* EXERCISE PROMPT: Among these entries, count the lines containing the word "Photoshop" and answer with only the number.

* INPUT MATERIAL:
--

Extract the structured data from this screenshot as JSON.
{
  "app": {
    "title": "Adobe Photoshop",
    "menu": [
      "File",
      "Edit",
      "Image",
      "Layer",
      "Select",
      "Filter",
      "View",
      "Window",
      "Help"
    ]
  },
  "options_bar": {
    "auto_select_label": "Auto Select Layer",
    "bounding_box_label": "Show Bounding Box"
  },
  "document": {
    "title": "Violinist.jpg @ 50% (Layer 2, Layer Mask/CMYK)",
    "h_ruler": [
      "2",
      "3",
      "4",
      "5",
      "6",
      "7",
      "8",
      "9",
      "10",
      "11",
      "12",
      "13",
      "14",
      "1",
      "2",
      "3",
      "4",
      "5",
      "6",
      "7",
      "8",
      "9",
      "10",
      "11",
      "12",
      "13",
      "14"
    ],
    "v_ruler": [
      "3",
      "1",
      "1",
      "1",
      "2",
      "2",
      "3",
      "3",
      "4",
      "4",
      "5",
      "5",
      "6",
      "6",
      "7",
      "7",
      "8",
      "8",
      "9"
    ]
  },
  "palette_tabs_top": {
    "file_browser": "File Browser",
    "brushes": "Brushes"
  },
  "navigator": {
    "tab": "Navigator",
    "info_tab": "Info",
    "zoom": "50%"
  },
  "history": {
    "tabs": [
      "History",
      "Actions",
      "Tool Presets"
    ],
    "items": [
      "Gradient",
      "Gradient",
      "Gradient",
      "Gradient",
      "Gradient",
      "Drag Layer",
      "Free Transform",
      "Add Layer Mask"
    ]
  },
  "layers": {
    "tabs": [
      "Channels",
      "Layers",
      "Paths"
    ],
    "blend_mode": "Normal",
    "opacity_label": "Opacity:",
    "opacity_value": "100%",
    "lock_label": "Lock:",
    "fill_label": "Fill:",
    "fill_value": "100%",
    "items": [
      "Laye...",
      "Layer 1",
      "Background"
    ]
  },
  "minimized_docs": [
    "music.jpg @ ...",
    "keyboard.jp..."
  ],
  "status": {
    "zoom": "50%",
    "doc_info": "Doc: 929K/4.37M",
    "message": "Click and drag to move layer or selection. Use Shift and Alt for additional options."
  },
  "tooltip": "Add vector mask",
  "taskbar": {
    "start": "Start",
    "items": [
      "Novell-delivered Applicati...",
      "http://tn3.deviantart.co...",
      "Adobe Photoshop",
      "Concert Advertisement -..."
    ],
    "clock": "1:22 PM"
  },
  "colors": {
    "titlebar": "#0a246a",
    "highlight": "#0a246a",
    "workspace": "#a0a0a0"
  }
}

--

* EXERCISE RESPONSE: 2